By ELISSA POOLE
Minks that slip inside a henhouse might kill 50 chickens, but only eat one. That’s overkill.
I’d also categorize Bylaw 530 as overkill. This proposal to rezone over 5,000 properties all over the island risks significant collateral damage—water shortages, higher property values, a surge in illegal short-term vacation rentals (STVRs) and an influx of newcomers who can afford the rents on additional dwelling units (ADUs) that will cost as much as $500 per square foot to build. And yet it’s expected to produce no more than a few long-term, affordable rentals.
Despite such specious comments as “we’ll all have to live with a smaller footprint,” the impact, over time, of more construction and an accompanying increase in the island’s population inevitably translates into a larger cumulative footprint, which is what the province was trying to avoid when it set Salt Spring aside, along with the other Gulf Islands, as an area to be protected for all of B.C. Our trustees can act as if the islands’ fragile ecosystems aren’t that rare or special, but most of us know they are, and that they’re at risk because we’re stomping all over them.
It’s understandable that many people who live here now have never read the Trust Policy Statement and may not be aware that protecting the island’s natural environment from excessive development was a guiding principle of Salt Spring’s Official Community Plan (OCP). A provision for capping Salt Spring’s population has been in the OCP for a long time. The Tsawout First Nation has also informed the Trust — twice — that it opposes Bylaw 530 because it feels the potential population increase threatens “the environmental stability of their traditional territory.”

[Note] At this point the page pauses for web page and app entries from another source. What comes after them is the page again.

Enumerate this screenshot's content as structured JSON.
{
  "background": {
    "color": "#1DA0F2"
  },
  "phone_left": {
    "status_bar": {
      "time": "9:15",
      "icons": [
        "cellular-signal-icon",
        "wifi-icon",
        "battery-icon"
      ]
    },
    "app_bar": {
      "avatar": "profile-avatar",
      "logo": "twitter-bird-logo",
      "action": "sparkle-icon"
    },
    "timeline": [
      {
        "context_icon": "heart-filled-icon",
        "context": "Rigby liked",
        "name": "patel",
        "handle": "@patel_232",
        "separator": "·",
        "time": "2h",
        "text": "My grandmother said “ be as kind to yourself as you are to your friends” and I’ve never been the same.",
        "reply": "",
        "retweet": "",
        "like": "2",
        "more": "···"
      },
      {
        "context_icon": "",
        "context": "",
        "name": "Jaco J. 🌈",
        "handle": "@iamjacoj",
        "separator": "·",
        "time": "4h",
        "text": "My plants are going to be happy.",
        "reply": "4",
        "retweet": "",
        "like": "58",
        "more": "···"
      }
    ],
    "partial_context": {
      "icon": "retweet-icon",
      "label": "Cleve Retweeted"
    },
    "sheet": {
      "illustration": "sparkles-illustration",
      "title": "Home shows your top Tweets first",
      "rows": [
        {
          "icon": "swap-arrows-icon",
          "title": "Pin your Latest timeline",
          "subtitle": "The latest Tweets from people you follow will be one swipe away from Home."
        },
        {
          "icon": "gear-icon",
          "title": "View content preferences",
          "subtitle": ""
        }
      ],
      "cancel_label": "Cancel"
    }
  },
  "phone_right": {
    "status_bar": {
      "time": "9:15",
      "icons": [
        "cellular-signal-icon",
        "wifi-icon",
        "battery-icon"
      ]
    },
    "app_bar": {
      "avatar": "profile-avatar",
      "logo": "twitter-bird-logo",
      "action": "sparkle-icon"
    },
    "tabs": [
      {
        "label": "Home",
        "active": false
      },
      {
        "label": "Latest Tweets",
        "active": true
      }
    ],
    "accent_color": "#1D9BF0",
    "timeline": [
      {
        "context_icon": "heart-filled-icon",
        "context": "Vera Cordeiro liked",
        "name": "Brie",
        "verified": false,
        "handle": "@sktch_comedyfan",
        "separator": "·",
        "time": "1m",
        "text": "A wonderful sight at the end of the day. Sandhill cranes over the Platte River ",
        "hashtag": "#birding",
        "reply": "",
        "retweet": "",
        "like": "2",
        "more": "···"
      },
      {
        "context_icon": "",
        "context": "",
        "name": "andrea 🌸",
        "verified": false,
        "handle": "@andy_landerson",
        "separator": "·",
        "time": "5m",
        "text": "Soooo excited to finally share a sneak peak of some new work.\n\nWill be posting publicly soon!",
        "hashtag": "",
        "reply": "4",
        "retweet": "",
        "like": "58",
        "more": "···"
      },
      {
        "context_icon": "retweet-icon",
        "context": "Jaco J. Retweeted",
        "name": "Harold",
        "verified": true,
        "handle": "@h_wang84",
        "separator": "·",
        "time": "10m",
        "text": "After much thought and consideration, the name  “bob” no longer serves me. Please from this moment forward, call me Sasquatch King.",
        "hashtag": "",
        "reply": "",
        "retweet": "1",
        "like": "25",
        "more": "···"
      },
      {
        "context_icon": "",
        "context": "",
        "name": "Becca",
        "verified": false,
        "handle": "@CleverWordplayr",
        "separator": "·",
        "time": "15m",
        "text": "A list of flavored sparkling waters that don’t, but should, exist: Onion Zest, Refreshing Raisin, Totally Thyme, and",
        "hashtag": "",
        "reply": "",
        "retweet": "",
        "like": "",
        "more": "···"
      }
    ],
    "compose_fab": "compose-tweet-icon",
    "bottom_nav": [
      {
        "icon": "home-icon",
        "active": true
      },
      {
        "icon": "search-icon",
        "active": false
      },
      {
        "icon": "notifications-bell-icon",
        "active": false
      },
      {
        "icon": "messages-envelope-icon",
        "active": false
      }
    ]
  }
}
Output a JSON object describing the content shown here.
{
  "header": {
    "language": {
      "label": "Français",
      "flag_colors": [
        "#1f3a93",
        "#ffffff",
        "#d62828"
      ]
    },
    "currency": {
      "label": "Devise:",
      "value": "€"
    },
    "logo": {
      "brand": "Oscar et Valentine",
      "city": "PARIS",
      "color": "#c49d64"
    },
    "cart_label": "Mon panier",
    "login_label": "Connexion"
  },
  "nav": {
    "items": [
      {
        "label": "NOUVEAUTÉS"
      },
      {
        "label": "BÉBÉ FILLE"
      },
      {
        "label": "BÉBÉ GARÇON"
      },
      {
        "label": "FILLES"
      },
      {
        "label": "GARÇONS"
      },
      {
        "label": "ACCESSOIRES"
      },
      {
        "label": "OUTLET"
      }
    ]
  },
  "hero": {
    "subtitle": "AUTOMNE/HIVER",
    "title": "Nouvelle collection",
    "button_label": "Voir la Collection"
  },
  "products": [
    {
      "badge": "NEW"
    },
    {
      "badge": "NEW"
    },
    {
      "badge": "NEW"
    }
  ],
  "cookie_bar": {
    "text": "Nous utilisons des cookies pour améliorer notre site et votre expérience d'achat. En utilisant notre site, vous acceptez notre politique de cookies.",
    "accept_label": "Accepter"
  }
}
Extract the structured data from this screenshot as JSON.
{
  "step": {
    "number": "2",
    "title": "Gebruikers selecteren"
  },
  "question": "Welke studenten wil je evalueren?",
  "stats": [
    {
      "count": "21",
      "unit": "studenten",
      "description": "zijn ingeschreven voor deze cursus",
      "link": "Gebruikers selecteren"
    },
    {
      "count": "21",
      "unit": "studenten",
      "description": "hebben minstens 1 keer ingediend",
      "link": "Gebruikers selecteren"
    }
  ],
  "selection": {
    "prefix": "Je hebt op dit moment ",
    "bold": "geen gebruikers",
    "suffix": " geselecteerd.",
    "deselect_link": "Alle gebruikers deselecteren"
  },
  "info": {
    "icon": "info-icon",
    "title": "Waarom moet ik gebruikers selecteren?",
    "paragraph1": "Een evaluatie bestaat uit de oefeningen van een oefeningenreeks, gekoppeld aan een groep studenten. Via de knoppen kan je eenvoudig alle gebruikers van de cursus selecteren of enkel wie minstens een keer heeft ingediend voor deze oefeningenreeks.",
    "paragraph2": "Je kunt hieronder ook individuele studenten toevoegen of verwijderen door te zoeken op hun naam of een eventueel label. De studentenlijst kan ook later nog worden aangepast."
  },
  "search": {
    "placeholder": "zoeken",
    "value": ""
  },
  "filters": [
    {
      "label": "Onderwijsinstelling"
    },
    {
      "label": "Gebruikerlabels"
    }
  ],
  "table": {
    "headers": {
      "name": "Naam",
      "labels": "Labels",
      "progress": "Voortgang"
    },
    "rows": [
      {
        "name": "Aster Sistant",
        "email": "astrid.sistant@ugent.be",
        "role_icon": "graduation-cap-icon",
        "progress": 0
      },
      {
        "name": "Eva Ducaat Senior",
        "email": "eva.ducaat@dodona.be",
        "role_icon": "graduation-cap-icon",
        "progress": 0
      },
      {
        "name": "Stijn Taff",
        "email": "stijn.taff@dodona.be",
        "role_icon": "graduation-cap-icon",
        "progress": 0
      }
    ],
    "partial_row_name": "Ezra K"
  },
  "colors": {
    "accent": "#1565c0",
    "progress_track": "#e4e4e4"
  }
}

As I write this, the Earth has just experienced its hottest month ever, B.C.’s wildfire season is the most destructive on record, and wells on Salt Spring are at record lows. But you’d never guess — given the shocking lack of data for how this bylaw might play out environmentally — that the Trust declared a climate emergency, or that it declared reconciliation with First Nations a priority—both of which would preclude passing Bylaw 530.
You have to ask why our trustees are so determined to get this bylaw passed in its most extreme form, without any checks and balances, when three previous bylaws, which opened up well over 2,000 properties for ADUs, have apparently had little success in creating affordable workers’ housing. Faster, more effective measures that would actually work exist, but they haven’t been adequately utilized: enforce STVR regulations; continue to pursue publicly funded, non-market housing alternatives; protect landlords as well as tenants with standardized rental agreements.
Why, when I walked into the public information meeting for Bylaw 530 in June, did the atmosphere remind me of a showroom for vacation timeshares? Is it because 75 per ent of ADUs usually end up as STVRs? It’s hard to trust the motives of public officials who repeatedly dismiss or disdain legitimate concerns about the lack of supporting data or a proposal’s long-term implications. That’s why I suspect Bylaw 530 is a wolf in sheep’s clothing — development masquerading as do-gooding.